Copy each line of the following material exactly.

::: RECORDS FOR PROCESSING

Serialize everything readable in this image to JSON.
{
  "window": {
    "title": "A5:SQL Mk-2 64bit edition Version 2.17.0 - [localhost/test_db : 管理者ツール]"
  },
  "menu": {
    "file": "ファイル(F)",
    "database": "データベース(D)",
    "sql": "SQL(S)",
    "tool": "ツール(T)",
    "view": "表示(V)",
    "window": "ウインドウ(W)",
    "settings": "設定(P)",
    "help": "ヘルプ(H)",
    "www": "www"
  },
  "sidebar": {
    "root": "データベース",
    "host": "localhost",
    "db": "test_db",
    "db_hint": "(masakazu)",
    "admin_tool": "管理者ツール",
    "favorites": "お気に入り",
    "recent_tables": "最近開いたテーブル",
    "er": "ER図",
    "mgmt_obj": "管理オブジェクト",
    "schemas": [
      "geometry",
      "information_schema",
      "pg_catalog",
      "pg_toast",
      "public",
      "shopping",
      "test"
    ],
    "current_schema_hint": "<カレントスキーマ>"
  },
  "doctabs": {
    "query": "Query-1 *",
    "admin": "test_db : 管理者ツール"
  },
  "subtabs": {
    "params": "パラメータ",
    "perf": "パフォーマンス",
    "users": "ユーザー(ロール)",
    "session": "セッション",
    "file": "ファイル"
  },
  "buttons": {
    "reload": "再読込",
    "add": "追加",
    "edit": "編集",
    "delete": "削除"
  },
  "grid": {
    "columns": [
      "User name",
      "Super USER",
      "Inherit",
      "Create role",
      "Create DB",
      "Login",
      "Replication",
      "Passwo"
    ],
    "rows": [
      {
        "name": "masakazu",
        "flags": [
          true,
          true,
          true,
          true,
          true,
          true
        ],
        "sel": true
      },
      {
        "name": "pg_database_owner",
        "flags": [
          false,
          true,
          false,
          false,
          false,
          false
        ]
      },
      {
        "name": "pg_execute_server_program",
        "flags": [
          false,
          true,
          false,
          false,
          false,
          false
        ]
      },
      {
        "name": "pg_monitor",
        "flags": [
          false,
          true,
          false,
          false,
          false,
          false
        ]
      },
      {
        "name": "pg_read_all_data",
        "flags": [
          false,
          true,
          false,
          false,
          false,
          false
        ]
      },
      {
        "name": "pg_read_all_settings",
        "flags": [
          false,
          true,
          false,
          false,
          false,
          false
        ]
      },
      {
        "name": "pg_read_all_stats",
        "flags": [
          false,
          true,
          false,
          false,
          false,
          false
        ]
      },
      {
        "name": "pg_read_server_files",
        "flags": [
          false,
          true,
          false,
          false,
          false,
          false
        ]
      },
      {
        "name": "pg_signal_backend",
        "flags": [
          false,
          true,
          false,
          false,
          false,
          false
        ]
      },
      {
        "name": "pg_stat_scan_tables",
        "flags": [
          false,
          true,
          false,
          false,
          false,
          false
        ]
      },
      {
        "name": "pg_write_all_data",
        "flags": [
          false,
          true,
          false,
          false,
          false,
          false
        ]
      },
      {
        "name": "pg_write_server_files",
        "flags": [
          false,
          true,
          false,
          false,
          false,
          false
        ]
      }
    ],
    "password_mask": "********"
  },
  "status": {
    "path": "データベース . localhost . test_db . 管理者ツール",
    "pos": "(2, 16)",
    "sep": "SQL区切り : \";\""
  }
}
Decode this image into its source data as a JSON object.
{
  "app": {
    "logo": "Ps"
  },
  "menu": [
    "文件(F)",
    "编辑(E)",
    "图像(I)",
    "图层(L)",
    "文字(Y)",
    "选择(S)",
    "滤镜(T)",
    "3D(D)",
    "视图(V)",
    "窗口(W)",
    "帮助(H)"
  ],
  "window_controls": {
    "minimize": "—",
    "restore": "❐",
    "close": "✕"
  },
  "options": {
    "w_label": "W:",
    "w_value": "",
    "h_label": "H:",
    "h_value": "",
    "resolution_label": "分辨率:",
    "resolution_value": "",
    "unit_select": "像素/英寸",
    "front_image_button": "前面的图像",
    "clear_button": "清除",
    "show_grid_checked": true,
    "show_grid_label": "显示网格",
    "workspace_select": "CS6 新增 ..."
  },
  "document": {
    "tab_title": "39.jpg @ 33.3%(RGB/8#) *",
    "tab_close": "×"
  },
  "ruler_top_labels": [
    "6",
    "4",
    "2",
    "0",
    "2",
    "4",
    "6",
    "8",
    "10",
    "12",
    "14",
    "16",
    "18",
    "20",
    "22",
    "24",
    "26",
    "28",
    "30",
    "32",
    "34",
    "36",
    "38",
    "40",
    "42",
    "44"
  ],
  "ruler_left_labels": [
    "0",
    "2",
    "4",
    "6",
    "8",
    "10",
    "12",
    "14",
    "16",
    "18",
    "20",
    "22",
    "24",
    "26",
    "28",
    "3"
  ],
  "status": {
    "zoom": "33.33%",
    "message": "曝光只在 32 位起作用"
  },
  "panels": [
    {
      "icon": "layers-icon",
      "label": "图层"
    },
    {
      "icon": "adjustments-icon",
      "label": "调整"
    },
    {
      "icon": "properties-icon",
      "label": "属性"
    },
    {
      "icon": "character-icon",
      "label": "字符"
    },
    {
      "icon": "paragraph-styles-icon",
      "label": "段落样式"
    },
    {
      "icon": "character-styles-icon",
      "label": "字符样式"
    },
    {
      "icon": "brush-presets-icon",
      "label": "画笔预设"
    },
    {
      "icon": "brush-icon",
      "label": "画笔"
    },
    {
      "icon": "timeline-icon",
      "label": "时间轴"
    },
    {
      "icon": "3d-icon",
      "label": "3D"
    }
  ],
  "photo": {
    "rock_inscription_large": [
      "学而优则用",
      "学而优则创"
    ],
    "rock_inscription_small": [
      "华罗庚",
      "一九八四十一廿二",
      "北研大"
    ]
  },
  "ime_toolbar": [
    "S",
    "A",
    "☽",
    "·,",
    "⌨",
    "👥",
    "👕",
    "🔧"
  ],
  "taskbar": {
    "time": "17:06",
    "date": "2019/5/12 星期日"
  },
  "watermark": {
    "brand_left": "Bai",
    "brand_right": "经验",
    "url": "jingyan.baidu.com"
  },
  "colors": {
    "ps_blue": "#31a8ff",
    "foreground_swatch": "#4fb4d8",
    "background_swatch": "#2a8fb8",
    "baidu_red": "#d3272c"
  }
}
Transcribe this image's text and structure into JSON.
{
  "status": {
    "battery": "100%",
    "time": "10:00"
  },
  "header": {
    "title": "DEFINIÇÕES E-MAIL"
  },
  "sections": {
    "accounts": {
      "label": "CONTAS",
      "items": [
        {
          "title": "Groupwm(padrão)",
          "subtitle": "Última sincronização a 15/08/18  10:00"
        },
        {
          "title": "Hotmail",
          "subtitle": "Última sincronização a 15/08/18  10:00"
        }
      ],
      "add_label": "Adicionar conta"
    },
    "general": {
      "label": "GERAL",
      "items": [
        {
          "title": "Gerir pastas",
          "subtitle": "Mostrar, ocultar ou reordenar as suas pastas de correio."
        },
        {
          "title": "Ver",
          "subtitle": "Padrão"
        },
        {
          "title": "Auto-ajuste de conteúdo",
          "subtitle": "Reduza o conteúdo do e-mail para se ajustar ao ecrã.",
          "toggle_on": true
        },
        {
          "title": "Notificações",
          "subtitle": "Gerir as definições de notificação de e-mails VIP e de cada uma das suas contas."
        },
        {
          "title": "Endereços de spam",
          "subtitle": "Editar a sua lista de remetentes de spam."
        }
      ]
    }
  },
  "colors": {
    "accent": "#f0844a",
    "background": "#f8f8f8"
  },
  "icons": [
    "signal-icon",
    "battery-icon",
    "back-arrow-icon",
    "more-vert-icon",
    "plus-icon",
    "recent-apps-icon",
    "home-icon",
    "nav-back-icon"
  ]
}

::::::

**TASK ANSWER:**
Serialize everything readable in this image to JSON.
{
  "window": {
    "title": "A5:SQL Mk-2 64bit edition Version 2.17.0 - [localhost/test_db : 管理者ツール]"
  },
  "menu": {
    "file": "ファイル(F)",
    "database": "データベース(D)",
    "sql": "SQL(S)",
    "tool": "ツール(T)",
    "view": "表示(V)",
    "window": "ウインドウ(W)",
    "settings": "設定(P)",
    "help": "ヘルプ(H)",
    "www": "www"
  },
  "sidebar": {
    "root": "データベース",
    "host": "localhost",
    "db": "test_db",
    "db_hint": "(masakazu)",
    "admin_tool": "管理者ツール",
    "favorites": "お気に入り",
    "recent_tables": "最近開いたテーブル",
    "er": "ER図",
    "mgmt_obj": "管理オブジェクト",
    "schemas": [
      "geometry",
      "information_schema",
      "pg_catalog",
      "pg_toast",
      "public",
      "shopping",
      "test"
    ],
    "current_schema_hint": "<カレントスキーマ>"
  },
  "doctabs": {
    "query": "Query-1 *",
    "admin": "test_db : 管理者ツール"
  },
  "subtabs": {
    "params": "パラメータ",
    "perf": "パフォーマンス",
    "users": "ユーザー(ロール)",
    "session": "セッション",
    "file": "ファイル"
  },
  "buttons": {
    "reload": "再読込",
    "add": "追加",
    "edit": "編集",
    "delete": "削除"
  },
  "grid": {
    "columns": [
      "User name",
      "Super USER",
      "Inherit",
      "Create role",
      "Create DB",
      "Login",
      "Replication",
      "Passwo"
    ],
    "rows": [
      {
        "name": "masakazu",
        "flags": [
          true,
          true,
          true,
          true,
          true,
          true
        ],
        "sel": true
      },
      {
        "name": "pg_database_owner",
        "flags": [
          false,
          true,
          false,
          false,
          false,
          false
        ]
      },
      {
        "name": "pg_execute_server_program",
        "flags": [
          false,
          true,
          false,
          false,
          false,
          false
        ]
      },
      {
        "name": "pg_monitor",
        "flags": [
          false,
          true,
          false,
          false,
          false,
          false
        ]
      },
      {
        "name": "pg_read_all_data",
        "flags": [
          false,
          true,
          false,
          false,
          false,
          false
        ]
      },
      {
        "name": "pg_read_all_settings",
        "flags": [
          false,
          true,
          false,
          false,
          false,
          false
        ]
      },
      {
        "name": "pg_read_all_stats",
        "flags": [
          false,
          true,
          false,
          false,
          false,
          false
        ]
      },
      {
        "name": "pg_read_server_files",
        "flags": [
          false,
          true,
          false,
          false,
          false,
          false
        ]
      },
      {
        "name": "pg_signal_backend",
        "flags": [
          false,
          true,
          false,
          false,
          false,
          false
        ]
      },
      {
        "name": "pg_stat_scan_tables",
        "flags": [
          false,
          true,
          false,
          false,
          false,
          false
        ]
      },
      {
        "name": "pg_write_all_data",
        "flags": [
          false,
          true,
          false,
          false,
          false,
          false
        ]
      },
      {
        "name": "pg_write_server_files",
        "flags": [
          false,
          true,
          false,
          false,
          false,
          false
        ]
      }
    ],
    "password_mask": "********"
  },
  "status": {
    "path": "データベース . localhost . test_db . 管理者ツール",
    "pos": "(2, 16)",
    "sep": "SQL区切り : \";\""
  }
}
Decode this image into its source data as a JSON object.
{
  "app": {
    "logo": "Ps"
  },
  "menu": [
    "文件(F)",
    "编辑(E)",
    "图像(I)",
    "图层(L)",
    "文字(Y)",
    "选择(S)",
    "滤镜(T)",
    "3D(D)",
    "视图(V)",
    "窗口(W)",
    "帮助(H)"
  ],
  "window_controls": {
    "minimize": "—",
    "restore": "❐",
    "close": "✕"
  },
  "options": {
    "w_label": "W:",
    "w_value": "",
    "h_label": "H:",
    "h_value": "",
    "resolution_label": "分辨率:",
    "resolution_value": "",
    "unit_select": "像素/英寸",
    "front_image_button": "前面的图像",
    "clear_button": "清除",
    "show_grid_checked": true,
    "show_grid_label": "显示网格",
    "workspace_select": "CS6 新增 ..."
  },
  "document": {
    "tab_title": "39.jpg @ 33.3%(RGB/8#) *",
    "tab_close": "×"
  },
  "ruler_top_labels": [
    "6",
    "4",
    "2",
    "0",
    "2",
    "4",
    "6",
    "8",
    "10",
    "12",
    "14",
    "16",
    "18",
    "20",
    "22",
    "24",
    "26",
    "28",
    "30",
    "32",
    "34",
    "36",
    "38",
    "40",
    "42",
    "44"
  ],
  "ruler_left_labels": [
    "0",
    "2",
    "4",
    "6",
    "8",
    "10",
    "12",
    "14",
    "16",
    "18",
    "20",
    "22",
    "24",
    "26",
    "28",
    "3"
  ],
  "status": {
    "zoom": "33.33%",
    "message": "曝光只在 32 位起作用"
  },
  "panels": [
    {
      "icon": "layers-icon",
      "label": "图层"
    },
    {
      "icon": "adjustments-icon",
      "label": "调整"
    },
    {
      "icon": "properties-icon",
      "label": "属性"
    },
    {
      "icon": "character-icon",
      "label": "字符"
    },
    {
      "icon": "paragraph-styles-icon",
      "label": "段落样式"
    },
    {
      "icon": "character-styles-icon",
      "label": "字符样式"
    },
    {
      "icon": "brush-presets-icon",
      "label": "画笔预设"
    },
    {
      "icon": "brush-icon",
      "label": "画笔"
    },
    {
      "icon": "timeline-icon",
      "label": "时间轴"
    },
    {
      "icon": "3d-icon",
      "label": "3D"
    }
  ],
  "photo": {
    "rock_inscription_large": [
      "学而优则用",
      "学而优则创"
    ],
    "rock_inscription_small": [
      "华罗庚",
      "一九八四十一廿二",
      "北研大"
    ]
  },
  "ime_toolbar": [
    "S",
    "A",
    "☽",
    "·,",
    "⌨",
    "👥",
    "👕",
    "🔧"
  ],
  "taskbar": {
    "time": "17:06",
    "date": "2019/5/12 星期日"
  },
  "watermark": {
    "brand_left": "Bai",
    "brand_right": "经验",
    "url": "jingyan.baidu.com"
  },
  "colors": {
    "ps_blue": "#31a8ff",
    "foreground_swatch": "#4fb4d8",
    "background_swatch": "#2a8fb8",
    "baidu_red": "#d3272c"
  }
}
Transcribe this image's text and structure into JSON.
{
  "status": {
    "battery": "100%",
    "time": "10:00"
  },
  "header": {
    "title": "DEFINIÇÕES E-MAIL"
  },
  "sections": {
    "accounts": {
      "label": "CONTAS",
      "items": [
        {
          "title": "Groupwm(padrão)",
          "subtitle": "Última sincronização a 15/08/18  10:00"
        },
        {
          "title": "Hotmail",
          "subtitle": "Última sincronização a 15/08/18  10:00"
        }
      ],
      "add_label": "Adicionar conta"
    },
    "general": {
      "label": "GERAL",
      "items": [
        {
          "title": "Gerir pastas",
          "subtitle": "Mostrar, ocultar ou reordenar as suas pastas de correio."
        },
        {
          "title": "Ver",
          "subtitle": "Padrão"
        },
        {
          "title": "Auto-ajuste de conteúdo",
          "subtitle": "Reduza o conteúdo do e-mail para se ajustar ao ecrã.",
          "toggle_on": true
        },
        {
          "title": "Notificações",
          "subtitle": "Gerir as definições de notificação de e-mails VIP e de cada uma das suas contas."
        },
        {
          "title": "Endereços de spam",
          "subtitle": "Editar a sua lista de remetentes de spam."
        }
      ]
    }
  },
  "colors": {
    "accent": "#f0844a",
    "background": "#f8f8f8"
  },
  "icons": [
    "signal-icon",
    "battery-icon",
    "back-arrow-icon",
    "more-vert-icon",
    "plus-icon",
    "recent-apps-icon",
    "home-icon",
    "nav-back-icon"
  ]
}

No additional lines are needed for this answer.